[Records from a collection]
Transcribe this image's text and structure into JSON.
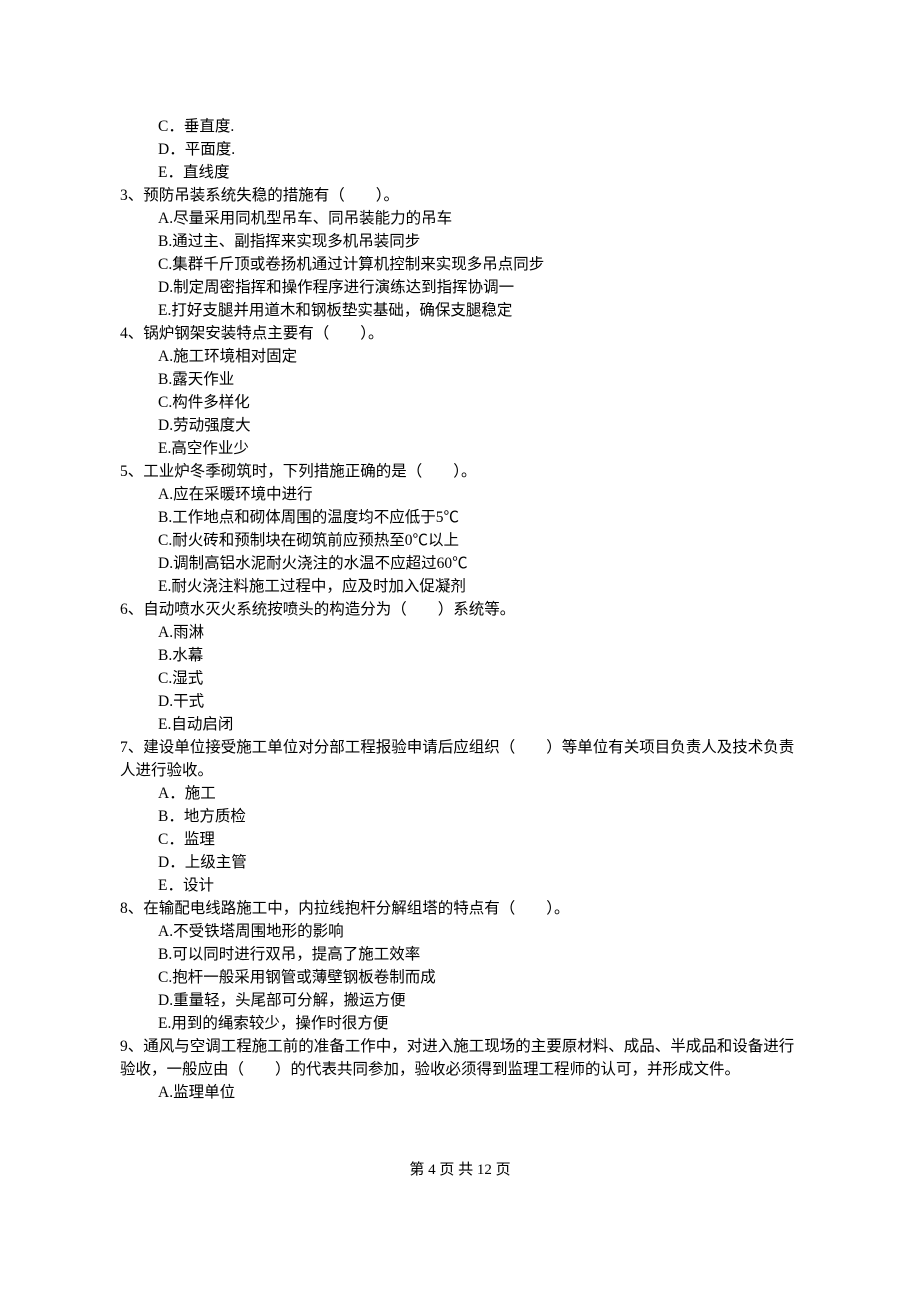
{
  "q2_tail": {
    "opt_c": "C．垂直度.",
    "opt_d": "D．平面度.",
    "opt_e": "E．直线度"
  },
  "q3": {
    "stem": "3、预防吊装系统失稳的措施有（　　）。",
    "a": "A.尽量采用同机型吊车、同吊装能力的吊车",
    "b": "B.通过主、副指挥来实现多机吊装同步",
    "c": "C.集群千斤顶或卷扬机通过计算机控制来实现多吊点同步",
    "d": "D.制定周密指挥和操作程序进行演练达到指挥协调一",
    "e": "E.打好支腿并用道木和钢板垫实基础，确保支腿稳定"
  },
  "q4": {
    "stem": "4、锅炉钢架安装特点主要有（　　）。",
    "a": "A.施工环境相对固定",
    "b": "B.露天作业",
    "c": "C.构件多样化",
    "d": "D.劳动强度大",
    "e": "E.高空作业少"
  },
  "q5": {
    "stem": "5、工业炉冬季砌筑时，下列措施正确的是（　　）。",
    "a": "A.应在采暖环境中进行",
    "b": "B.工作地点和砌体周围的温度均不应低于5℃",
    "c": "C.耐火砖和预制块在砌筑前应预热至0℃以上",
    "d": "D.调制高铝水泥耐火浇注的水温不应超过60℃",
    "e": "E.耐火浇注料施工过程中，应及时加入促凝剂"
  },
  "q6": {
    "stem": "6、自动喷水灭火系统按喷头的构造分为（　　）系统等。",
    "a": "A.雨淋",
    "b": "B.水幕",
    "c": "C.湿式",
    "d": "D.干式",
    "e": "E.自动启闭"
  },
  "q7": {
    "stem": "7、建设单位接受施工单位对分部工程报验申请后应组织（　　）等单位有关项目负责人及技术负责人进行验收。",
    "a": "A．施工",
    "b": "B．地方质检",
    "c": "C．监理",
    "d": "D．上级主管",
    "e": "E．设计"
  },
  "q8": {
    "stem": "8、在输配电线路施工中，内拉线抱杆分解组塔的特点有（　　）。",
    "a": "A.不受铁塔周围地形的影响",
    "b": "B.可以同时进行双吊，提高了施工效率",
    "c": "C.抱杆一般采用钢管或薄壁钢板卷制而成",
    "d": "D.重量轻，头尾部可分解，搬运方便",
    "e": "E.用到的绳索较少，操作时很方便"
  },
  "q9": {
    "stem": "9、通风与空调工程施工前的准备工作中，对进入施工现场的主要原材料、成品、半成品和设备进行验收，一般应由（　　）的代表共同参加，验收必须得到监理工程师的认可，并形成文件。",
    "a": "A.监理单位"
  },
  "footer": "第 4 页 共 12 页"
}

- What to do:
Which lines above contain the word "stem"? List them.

- Task solution:
    "stem": "3、预防吊装系统失稳的措施有（　　）。",
    "stem": "4、锅炉钢架安装特点主要有（　　）。",
    "stem": "5、工业炉冬季砌筑时，下列措施正确的是（　　）。",
    "stem": "6、自动喷水灭火系统按喷头的构造分为（　　）系统等。",
    "stem": "7、建设单位接受施工单位对分部工程报验申请后应组织（　　）等单位有关项目负责人及技术负责人进行验收。",
    "stem": "8、在输配电线路施工中，内拉线抱杆分解组塔的特点有（　　）。",
    "stem": "9、通风与空调工程施工前的准备工作中，对进入施工现场的主要原材料、成品、半成品和设备进行验收，一般应由（　　）的代表共同参加，验收必须得到监理工程师的认可，并形成文件。",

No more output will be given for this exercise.